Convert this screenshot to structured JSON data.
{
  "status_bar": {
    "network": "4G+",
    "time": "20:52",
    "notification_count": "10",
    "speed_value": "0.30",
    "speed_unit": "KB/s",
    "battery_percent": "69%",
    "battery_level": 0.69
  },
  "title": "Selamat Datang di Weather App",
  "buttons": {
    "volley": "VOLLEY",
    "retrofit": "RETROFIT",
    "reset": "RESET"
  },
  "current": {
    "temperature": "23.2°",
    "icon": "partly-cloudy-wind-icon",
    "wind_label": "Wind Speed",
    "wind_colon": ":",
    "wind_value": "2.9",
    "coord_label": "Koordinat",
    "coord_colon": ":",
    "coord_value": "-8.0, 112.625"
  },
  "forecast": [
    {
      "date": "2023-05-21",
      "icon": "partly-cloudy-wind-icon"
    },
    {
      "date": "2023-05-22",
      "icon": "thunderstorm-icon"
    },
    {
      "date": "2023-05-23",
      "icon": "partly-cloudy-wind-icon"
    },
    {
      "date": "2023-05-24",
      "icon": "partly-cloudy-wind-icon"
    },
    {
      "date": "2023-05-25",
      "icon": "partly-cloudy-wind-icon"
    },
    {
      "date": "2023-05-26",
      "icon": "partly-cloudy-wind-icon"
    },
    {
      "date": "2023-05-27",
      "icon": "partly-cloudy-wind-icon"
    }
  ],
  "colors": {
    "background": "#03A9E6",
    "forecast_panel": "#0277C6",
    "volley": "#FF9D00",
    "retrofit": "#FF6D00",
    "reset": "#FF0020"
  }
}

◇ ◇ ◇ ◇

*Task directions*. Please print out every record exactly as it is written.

*Output for this task*.
Convert this screenshot to structured JSON data.
{
  "status_bar": {
    "network": "4G+",
    "time": "20:52",
    "notification_count": "10",
    "speed_value": "0.30",
    "speed_unit": "KB/s",
    "battery_percent": "69%",
    "battery_level": 0.69
  },
  "title": "Selamat Datang di Weather App",
  "buttons": {
    "volley": "VOLLEY",
    "retrofit": "RETROFIT",
    "reset": "RESET"
  },
  "current": {
    "temperature": "23.2°",
    "icon": "partly-cloudy-wind-icon",
    "wind_label": "Wind Speed",
    "wind_colon": ":",
    "wind_value": "2.9",
    "coord_label": "Koordinat",
    "coord_colon": ":",
    "coord_value": "-8.0, 112.625"
  },
  "forecast": [
    {
      "date": "2023-05-21",
      "icon": "partly-cloudy-wind-icon"
    },
    {
      "date": "2023-05-22",
      "icon": "thunderstorm-icon"
    },
    {
      "date": "2023-05-23",
      "icon": "partly-cloudy-wind-icon"
    },
    {
      "date": "2023-05-24",
      "icon": "partly-cloudy-wind-icon"
    },
    {
      "date": "2023-05-25",
      "icon": "partly-cloudy-wind-icon"
    },
    {
      "date": "2023-05-26",
      "icon": "partly-cloudy-wind-icon"
    },
    {
      "date": "2023-05-27",
      "icon": "partly-cloudy-wind-icon"
    }
  ],
  "colors": {
    "background": "#03A9E6",
    "forecast_panel": "#0277C6",
    "volley": "#FF9D00",
    "retrofit": "#FF6D00",
    "reset": "#FF0020"
  }
}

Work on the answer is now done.